● Exercise requirements: Give the records below again, word for word. No pictures belong in the copy.

-------- Exercise materials --------

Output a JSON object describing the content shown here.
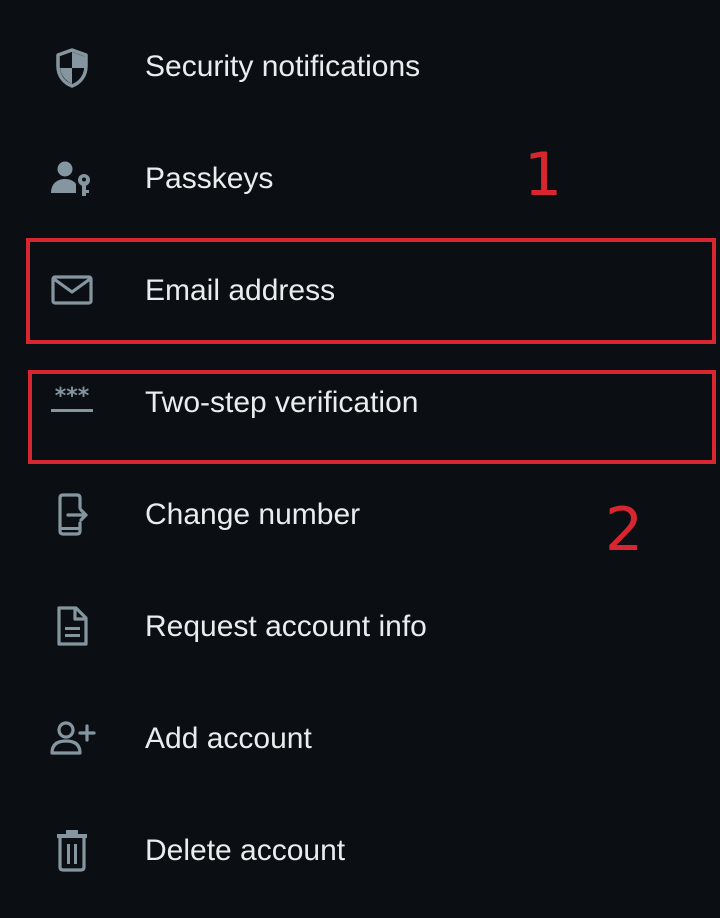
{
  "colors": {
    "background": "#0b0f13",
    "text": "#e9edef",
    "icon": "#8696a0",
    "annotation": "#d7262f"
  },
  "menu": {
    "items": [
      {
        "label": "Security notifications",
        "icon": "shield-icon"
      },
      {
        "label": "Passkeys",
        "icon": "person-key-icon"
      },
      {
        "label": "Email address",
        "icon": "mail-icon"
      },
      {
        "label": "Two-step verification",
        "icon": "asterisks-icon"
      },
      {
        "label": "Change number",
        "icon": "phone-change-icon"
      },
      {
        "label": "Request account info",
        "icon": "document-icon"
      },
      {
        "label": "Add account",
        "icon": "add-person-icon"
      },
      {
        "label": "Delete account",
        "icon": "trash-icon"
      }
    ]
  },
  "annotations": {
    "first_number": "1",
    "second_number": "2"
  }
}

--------

● Result of this task:
Output a JSON object describing the content shown here.
{
  "colors": {
    "background": "#0b0f13",
    "text": "#e9edef",
    "icon": "#8696a0",
    "annotation": "#d7262f"
  },
  "menu": {
    "items": [
      {
        "label": "Security notifications",
        "icon": "shield-icon"
      },
      {
        "label": "Passkeys",
        "icon": "person-key-icon"
      },
      {
        "label": "Email address",
        "icon": "mail-icon"
      },
      {
        "label": "Two-step verification",
        "icon": "asterisks-icon"
      },
      {
        "label": "Change number",
        "icon": "phone-change-icon"
      },
      {
        "label": "Request account info",
        "icon": "document-icon"
      },
      {
        "label": "Add account",
        "icon": "add-person-icon"
      },
      {
        "label": "Delete account",
        "icon": "trash-icon"
      }
    ]
  },
  "annotations": {
    "first_number": "1",
    "second_number": "2"
  }
}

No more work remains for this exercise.